Hang on isn’t this just an EU thing, with Brexit surely we don’t have to bother?

Don’t start me on Brexit… Well yes you will because ‘the regulation also applies to organisations based outside the EU if they collect or process personal data of individuals located inside the EU’. So unless you actively stop your website being viewed by any EU citizens you are subject to it – Even American companies are bound by it if they deal with the EU. You might have come across some sites asking you to agree to your data being moved to the US to carry on using their services (Tumblr is one example). The US has pretty lax data privacy rules and they are trying to avoid these new ones.

This whole thing is a headache, what do I have to do?

Initially probably just three things:

  1. If you collect data via online forms on your website ensure that there are prominent tick boxes for people to consent to their data being used by you, and a separate one if you want to send third party emails.
  2. Update your Privacy Policy, and while you are at it, your Cookie Policy as well. Don’t have them? Well this is your chance to do so. We can help with that.
  3. Check what your current mailing list is made up of, which leads onto the next question…

Do I have to ditch my mailing list?

Depends… If you have cobbled it together from other peoples, nicked your last employers and added everyone in your and your mum’s contacts to it then you are on a bit of a slippery slope. Quite frankly that’s not the way to run a mailing list and I’ll bet your ratio of opens to sent emails is pretty poor anyway.

Only ever email anyone who has consented to receive that email. There has been a cheeky practice by some large companies of emailing people who have unsubscribed with a ‘are your details correct ‘ or  ‘would you like to hear from us’ in the hope that they would rejoin the list. This practice has been expressly forbidden way before GDPR came along. So never, ever email anyone who has unsubscribed.

What should I do going forward?

The opportunity here is to have a good think about what data do you need from your website; do you really need their first and last name, address and job title? If you are sending everyone the same email newsletter then all you need is an email address.

Build your mailing lists with software such as Mailchimp or YMLP

All of the major players in email marketing software have sorted their houses out in relation to GDPR, using them is the simplest way to streamline the process going forward. You can create sign up forms with the right consent and manage your lists really easily. Keeping a list of email addresses that you copy and paste into the BCC field of an email really isn’t a good way to do direct mail.

Rationalise your email marketing

Only send people info that they signed up for. If you start a new website you can’t just copy the addresses over to a new mailing list, they need to sign up of their own free will. Maybe also take a look at your engagement stats across social media and your emails,  if the email is a really low figure then maybe concentrate on the social media side of it.
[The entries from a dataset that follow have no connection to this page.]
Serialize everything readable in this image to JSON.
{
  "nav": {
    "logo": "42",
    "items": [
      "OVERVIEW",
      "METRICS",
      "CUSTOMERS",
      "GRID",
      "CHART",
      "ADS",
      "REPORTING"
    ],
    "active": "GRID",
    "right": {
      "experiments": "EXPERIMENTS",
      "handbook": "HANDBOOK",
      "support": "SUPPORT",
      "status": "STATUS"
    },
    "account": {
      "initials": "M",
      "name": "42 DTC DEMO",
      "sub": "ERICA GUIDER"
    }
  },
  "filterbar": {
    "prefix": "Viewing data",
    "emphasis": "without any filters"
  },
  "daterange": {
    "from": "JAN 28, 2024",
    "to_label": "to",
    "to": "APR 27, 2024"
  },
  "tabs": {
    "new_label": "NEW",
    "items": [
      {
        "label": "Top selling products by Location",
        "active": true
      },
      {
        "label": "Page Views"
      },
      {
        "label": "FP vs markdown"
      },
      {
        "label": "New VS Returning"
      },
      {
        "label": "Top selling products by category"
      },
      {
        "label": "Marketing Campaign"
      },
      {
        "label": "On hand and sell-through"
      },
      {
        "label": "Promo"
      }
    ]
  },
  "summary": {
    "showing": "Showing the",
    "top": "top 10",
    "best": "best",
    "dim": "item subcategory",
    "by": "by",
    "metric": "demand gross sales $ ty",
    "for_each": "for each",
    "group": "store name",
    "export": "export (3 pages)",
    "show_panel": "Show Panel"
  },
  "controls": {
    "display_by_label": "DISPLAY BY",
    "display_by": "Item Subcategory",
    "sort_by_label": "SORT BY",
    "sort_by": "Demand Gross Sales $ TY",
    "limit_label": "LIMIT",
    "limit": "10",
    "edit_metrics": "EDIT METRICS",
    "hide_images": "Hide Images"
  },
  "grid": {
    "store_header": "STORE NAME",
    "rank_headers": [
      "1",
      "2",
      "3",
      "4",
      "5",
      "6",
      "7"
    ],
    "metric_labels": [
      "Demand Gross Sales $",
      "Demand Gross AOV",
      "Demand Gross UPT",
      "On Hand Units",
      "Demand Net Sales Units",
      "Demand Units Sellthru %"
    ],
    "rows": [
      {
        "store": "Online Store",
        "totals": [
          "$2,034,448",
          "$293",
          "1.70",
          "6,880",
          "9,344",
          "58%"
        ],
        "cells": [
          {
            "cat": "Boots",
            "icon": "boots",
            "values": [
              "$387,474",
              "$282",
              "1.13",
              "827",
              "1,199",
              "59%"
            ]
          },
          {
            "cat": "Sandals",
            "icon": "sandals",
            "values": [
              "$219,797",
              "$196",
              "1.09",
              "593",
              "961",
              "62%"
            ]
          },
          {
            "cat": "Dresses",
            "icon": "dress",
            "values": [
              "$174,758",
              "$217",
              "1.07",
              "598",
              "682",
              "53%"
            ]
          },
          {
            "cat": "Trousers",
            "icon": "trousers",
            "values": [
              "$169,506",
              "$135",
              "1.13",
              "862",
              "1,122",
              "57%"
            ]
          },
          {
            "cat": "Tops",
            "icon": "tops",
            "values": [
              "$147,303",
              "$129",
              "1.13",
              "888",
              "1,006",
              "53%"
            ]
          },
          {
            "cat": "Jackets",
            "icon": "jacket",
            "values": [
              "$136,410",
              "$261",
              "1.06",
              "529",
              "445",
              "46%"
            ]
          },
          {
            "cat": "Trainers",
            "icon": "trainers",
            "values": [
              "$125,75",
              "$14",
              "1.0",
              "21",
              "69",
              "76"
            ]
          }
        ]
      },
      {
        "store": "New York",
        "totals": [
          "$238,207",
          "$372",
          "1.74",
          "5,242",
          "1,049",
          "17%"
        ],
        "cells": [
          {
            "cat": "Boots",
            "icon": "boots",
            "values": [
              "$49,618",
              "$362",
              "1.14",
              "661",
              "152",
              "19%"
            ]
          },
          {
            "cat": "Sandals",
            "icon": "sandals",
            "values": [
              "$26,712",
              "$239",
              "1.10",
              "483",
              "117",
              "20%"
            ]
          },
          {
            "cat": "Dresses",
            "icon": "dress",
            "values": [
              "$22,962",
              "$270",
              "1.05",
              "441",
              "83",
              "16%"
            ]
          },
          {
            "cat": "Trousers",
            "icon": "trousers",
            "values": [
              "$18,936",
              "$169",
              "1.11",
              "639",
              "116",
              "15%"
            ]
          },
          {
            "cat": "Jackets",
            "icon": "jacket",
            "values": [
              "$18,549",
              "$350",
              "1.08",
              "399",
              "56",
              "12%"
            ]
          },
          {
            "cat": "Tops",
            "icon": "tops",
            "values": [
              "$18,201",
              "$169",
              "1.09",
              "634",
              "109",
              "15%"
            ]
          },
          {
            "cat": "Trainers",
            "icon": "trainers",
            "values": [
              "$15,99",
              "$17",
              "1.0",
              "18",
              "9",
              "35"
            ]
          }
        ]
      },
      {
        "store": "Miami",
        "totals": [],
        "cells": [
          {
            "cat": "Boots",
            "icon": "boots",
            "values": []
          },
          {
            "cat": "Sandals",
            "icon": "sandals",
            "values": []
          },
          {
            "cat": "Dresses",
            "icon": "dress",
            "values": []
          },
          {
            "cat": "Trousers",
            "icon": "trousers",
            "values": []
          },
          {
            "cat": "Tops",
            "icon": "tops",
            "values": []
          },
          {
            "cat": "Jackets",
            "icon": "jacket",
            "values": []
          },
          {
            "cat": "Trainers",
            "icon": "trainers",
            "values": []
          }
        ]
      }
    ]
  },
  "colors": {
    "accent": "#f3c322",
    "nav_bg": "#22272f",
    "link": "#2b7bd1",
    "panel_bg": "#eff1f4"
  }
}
Further Reading

Your first port of call should be the Information Commissioner’s Office

Actually it should be your last port of call as well, everyone has an opinion on GDPR but the ICO has the facts.